Think for example of something like ‘TripAdvisor’. Once you have visited a hotel, airlines, restaurant, etc., you are then usually requested to input your experience, thoughts and opinions via a survey. Your scores get fed into algorithmic programmes along with other people’s scores, and then there is a set of metrics to work with.

Hotels, airlines, restaurants, or whatever else is being assessed, can then be graded (e.g., a score out of 10) for things like ‘overall experience’, staff friendliness’, ‘would you recommend’, and much more. Comparisons can be made across competitors and eventually a rankings list or ‘league table’ can be established – a very powerful mechanism.

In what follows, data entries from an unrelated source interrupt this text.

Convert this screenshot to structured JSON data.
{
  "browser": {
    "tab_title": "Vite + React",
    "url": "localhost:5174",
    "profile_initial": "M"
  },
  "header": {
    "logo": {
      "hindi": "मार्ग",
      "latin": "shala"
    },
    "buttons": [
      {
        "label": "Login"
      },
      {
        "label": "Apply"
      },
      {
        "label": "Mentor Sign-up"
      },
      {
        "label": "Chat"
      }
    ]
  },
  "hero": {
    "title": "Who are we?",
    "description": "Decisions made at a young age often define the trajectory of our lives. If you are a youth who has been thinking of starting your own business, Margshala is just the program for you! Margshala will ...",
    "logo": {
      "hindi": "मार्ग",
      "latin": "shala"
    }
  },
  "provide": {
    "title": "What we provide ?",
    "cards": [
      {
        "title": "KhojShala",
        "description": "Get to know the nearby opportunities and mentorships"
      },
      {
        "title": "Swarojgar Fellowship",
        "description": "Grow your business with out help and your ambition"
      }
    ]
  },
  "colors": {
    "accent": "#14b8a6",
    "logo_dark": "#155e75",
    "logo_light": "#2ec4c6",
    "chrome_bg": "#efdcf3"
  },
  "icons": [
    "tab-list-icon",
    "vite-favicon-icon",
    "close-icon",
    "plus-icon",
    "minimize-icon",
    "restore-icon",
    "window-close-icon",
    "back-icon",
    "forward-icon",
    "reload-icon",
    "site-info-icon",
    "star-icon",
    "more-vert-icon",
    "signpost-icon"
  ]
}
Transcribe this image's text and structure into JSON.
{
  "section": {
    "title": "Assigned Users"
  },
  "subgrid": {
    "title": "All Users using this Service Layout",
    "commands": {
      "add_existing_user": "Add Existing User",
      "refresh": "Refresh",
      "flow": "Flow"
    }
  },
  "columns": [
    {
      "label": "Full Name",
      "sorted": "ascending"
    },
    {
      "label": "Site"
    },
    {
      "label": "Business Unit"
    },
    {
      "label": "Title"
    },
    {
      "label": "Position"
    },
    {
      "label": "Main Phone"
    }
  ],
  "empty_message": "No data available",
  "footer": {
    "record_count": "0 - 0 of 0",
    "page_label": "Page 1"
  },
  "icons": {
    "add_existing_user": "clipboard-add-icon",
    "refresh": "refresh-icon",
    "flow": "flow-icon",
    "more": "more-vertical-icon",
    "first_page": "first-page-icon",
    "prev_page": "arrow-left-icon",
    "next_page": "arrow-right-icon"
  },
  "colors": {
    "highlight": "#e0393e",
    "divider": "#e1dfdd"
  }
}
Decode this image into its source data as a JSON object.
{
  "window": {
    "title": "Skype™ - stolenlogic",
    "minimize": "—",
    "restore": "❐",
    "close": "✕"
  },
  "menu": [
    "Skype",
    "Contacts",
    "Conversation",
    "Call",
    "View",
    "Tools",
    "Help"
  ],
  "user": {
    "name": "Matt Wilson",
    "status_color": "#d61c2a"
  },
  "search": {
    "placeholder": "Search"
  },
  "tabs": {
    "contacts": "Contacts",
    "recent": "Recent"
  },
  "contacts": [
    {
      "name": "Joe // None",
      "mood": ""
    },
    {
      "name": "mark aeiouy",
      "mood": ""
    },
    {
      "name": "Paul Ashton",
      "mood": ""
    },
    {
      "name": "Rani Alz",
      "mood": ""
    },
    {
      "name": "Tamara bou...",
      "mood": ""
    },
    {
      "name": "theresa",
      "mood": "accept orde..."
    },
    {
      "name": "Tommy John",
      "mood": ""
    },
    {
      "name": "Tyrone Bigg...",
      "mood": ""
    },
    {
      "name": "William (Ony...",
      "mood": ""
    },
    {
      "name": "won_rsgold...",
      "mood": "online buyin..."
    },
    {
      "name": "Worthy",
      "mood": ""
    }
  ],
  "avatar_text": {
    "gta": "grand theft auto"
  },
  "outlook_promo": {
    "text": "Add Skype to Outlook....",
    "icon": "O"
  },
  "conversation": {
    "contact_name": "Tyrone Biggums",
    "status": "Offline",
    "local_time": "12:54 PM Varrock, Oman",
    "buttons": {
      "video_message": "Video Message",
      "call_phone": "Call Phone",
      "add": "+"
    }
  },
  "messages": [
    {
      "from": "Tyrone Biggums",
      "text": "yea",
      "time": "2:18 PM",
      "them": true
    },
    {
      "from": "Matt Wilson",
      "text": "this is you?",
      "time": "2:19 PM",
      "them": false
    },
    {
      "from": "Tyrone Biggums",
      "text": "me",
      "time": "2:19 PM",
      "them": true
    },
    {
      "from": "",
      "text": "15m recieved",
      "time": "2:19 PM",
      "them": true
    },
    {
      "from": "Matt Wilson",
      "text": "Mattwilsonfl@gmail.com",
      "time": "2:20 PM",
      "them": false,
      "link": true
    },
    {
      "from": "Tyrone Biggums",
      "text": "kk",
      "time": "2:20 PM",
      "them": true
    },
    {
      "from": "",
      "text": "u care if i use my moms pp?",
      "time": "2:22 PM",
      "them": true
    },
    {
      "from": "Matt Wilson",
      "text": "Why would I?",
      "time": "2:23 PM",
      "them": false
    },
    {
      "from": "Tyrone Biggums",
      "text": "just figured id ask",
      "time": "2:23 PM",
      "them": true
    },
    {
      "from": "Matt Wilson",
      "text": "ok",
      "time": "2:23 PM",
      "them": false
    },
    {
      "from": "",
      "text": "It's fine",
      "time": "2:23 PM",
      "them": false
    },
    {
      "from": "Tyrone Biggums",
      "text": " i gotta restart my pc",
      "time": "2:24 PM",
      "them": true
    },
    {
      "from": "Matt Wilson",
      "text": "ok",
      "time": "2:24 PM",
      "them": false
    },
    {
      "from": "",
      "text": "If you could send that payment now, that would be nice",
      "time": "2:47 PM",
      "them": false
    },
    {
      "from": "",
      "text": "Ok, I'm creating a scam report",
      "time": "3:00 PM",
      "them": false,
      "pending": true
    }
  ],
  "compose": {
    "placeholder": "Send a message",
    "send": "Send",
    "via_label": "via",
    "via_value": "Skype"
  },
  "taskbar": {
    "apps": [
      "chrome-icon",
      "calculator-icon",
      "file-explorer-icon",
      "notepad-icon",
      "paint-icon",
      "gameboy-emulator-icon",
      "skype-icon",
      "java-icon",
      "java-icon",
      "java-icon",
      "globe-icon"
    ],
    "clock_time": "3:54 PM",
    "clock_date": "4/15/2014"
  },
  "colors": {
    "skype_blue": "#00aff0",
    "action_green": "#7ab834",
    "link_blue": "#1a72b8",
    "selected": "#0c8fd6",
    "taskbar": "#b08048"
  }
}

The league table can be cut and sliced in many ways, for example: ‘best hotel overall’, ‘best location’, ‘best value for money’, or ‘best food choice’. It will influence future onlookers, for sure.

This is essentially an accounting system, that we generate ourselves, it provides ‘an account’, and it can be very powerful in terms of the influence it has on people’s choices and decisions.